By Eva Medoff, June 28th, 2010
We’ll admit it: drawn in by the visually lush scenery and hypnotizing Mad Men-esque clothes in I Am Love’s trailer, we assumed the film took place sometime in the mid-century. Something like A Single Man with Tilda Swinton, in Italian. But when Swinton’s character carefully handled a plastic CD case, we we’re pulled out of a period lull into the modern day. Such a realization, one third of the way into a film, can be disorienting; but like the sexual and philosophical liberation that Swinton’s character undergoes, the change seemed to pull the movie into a whole new realm.

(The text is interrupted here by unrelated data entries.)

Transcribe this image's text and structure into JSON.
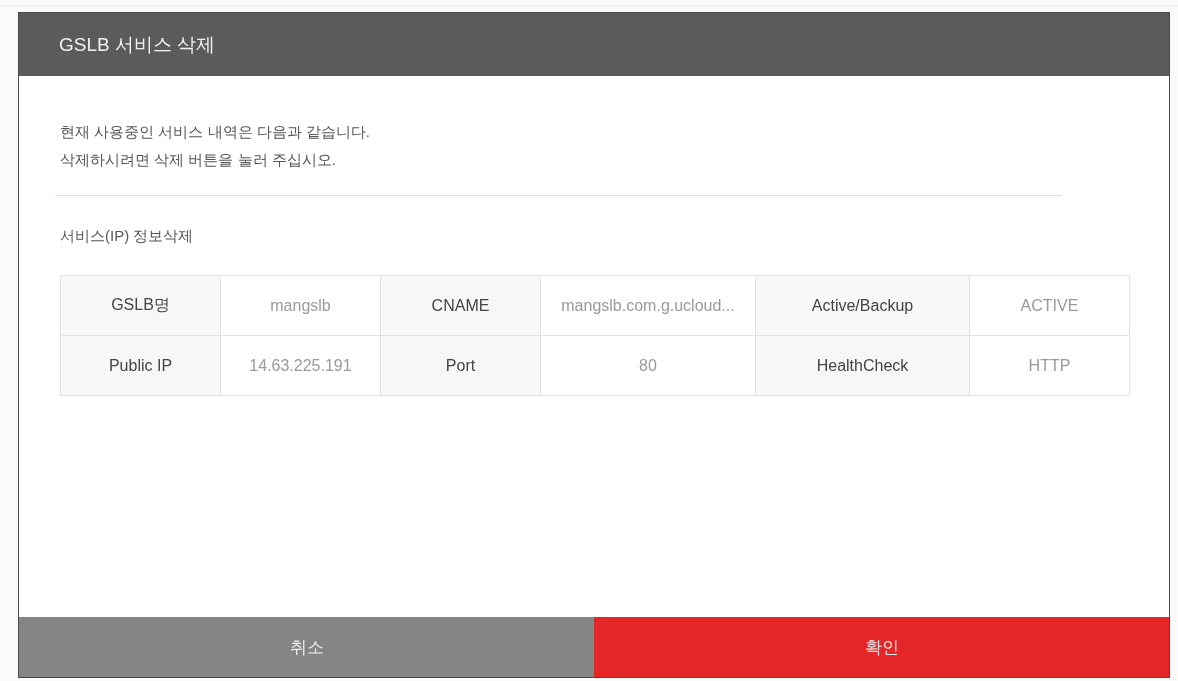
{
  "dialog": {
    "title": "GSLB 서비스 삭제",
    "message": [
      "현재 사용중인 서비스 내역은 다음과 같습니다.",
      "삭제하시려면 삭제 버튼을 눌러 주십시오."
    ],
    "section_title": "서비스(IP) 정보삭제",
    "table": {
      "rows": [
        [
          {
            "kind": "label",
            "text": "GSLB명"
          },
          {
            "kind": "value",
            "text": "mangslb"
          },
          {
            "kind": "label",
            "text": "CNAME"
          },
          {
            "kind": "value",
            "text": "mangslb.com.g.ucloud..."
          },
          {
            "kind": "label",
            "text": "Active/Backup"
          },
          {
            "kind": "value",
            "text": "ACTIVE"
          }
        ],
        [
          {
            "kind": "label",
            "text": "Public IP"
          },
          {
            "kind": "value",
            "text": "14.63.225.191"
          },
          {
            "kind": "label",
            "text": "Port"
          },
          {
            "kind": "value",
            "text": "80"
          },
          {
            "kind": "label",
            "text": "HealthCheck"
          },
          {
            "kind": "value",
            "text": "HTTP"
          }
        ]
      ]
    },
    "buttons": [
      {
        "kind": "cancel",
        "label": "취소"
      },
      {
        "kind": "confirm",
        "label": "확인"
      }
    ]
  }
}
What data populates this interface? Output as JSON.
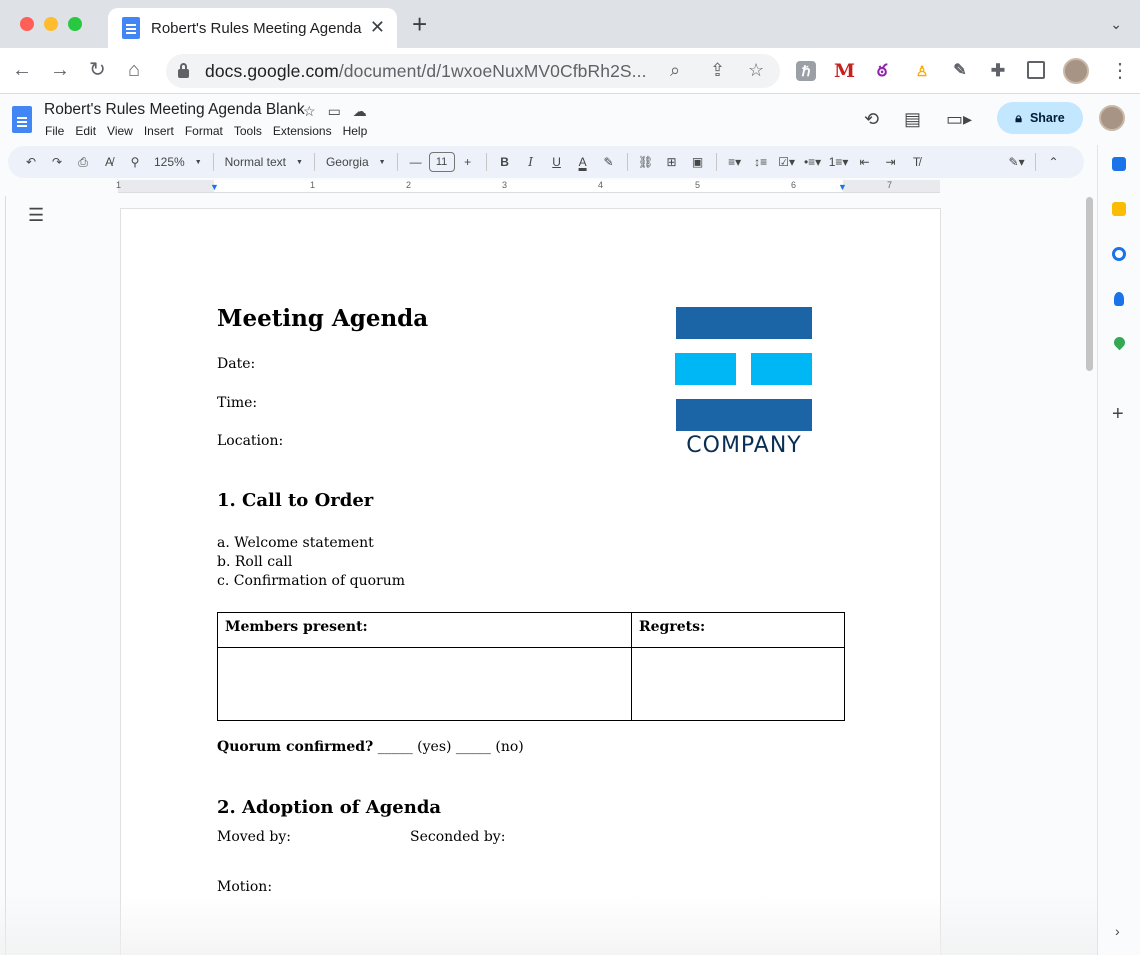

I Am Love is part family saga (The Godfather, without the crime), part foodie film (Julie and Julia, with eroticism) and part feminist manifesto (insert any movie involving a housewife and an affair). But because this film has Swinton, who blossoms from a shyly prim rose into the stark, avant garde crane we usually see on the red carpet, it manages to rise above any cliched plot points.